About this task:
For each line of the data below, test for "like". Report only the number of lines that pass.

Supplied data:
○ ○ ○ ○

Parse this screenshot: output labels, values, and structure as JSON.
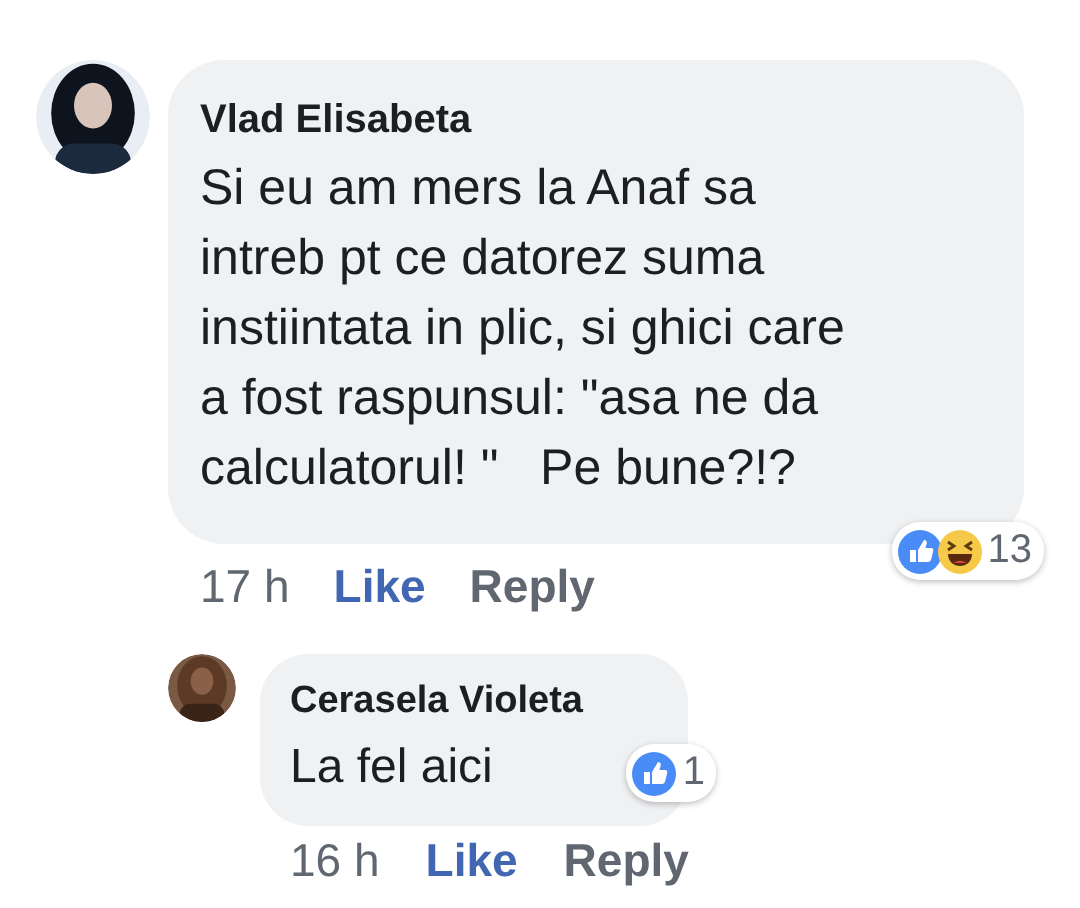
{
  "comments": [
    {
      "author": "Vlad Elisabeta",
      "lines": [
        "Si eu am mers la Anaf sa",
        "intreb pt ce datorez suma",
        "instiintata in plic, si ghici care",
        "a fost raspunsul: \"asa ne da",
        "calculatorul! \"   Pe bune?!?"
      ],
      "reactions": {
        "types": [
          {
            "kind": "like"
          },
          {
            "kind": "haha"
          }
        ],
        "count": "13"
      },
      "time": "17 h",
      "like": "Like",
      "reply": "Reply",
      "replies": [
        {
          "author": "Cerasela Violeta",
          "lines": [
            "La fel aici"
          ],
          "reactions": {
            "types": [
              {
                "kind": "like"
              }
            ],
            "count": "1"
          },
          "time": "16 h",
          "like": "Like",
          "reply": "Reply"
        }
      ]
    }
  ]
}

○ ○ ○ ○

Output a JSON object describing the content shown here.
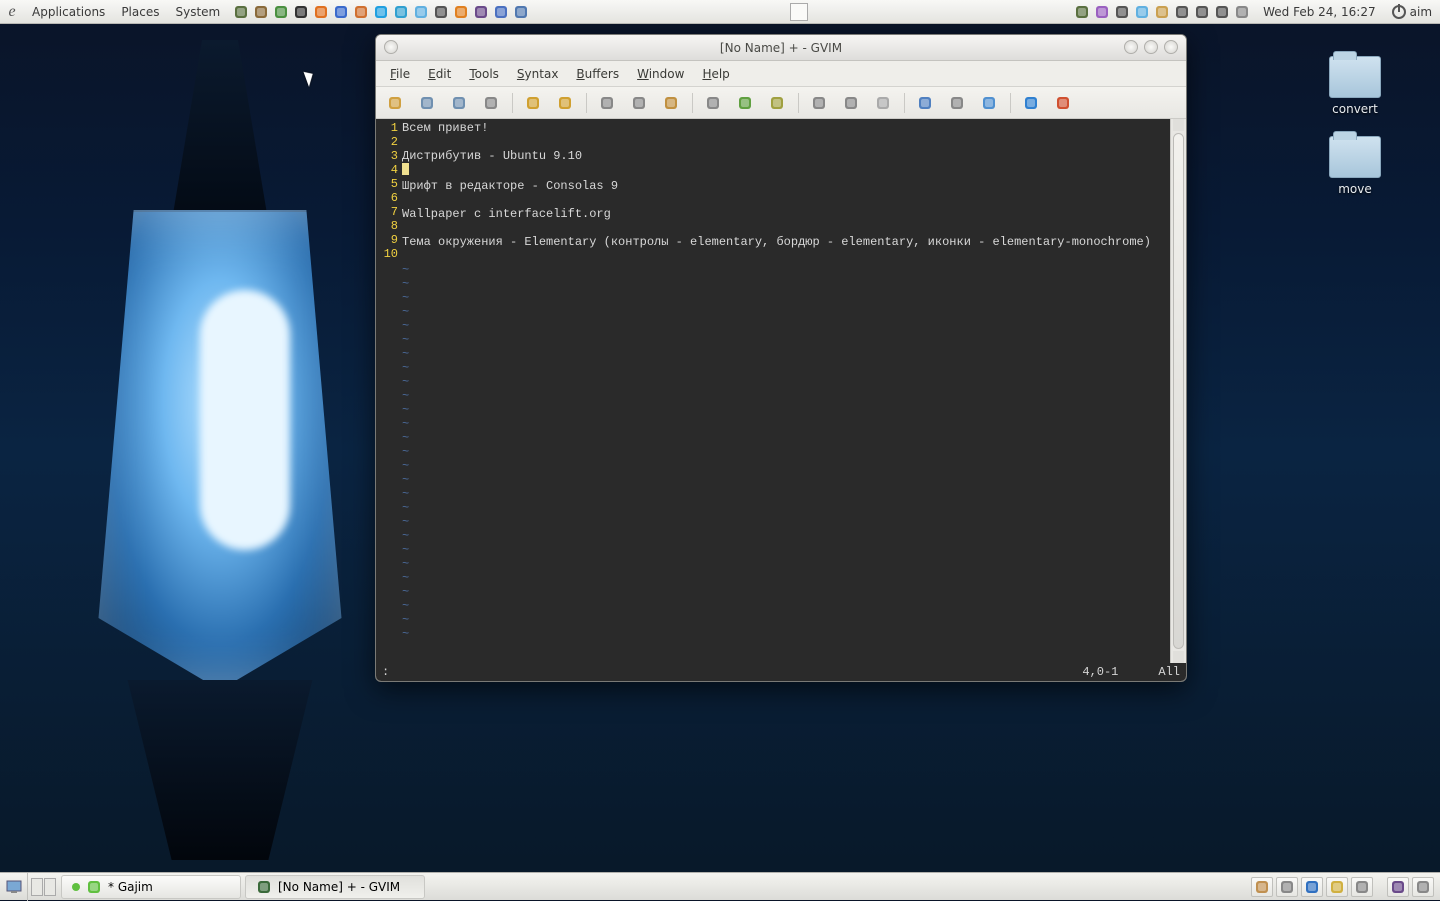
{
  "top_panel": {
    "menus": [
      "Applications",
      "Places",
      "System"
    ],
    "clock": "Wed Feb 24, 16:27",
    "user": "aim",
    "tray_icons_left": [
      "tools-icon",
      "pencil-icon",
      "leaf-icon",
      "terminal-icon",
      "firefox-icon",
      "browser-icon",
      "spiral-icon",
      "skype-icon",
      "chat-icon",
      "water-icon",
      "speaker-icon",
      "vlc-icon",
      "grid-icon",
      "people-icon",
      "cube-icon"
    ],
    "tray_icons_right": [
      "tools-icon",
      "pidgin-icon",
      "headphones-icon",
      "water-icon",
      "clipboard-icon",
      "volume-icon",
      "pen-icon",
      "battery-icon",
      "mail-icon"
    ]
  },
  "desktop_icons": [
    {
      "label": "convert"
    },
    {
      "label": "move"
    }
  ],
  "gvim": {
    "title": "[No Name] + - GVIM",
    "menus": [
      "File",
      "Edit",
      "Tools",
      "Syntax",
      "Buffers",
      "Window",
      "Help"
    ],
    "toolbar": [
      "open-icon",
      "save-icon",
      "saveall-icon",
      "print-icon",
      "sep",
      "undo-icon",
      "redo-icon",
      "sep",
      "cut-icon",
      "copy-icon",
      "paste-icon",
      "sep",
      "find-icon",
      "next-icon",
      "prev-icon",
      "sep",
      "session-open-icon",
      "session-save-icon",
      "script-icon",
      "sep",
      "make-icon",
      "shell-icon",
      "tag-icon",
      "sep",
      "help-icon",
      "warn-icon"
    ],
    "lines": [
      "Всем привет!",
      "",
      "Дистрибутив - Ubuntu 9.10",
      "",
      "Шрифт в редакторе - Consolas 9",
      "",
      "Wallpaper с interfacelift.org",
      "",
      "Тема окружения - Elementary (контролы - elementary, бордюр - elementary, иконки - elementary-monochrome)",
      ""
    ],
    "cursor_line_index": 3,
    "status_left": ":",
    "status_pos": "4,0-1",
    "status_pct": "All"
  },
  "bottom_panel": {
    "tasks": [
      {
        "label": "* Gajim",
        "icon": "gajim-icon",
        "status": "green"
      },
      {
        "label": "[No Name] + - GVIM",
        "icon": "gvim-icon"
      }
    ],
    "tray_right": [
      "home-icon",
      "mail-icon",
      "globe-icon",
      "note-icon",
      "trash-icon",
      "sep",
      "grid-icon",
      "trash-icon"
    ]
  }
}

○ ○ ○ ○

Exercise solution:
4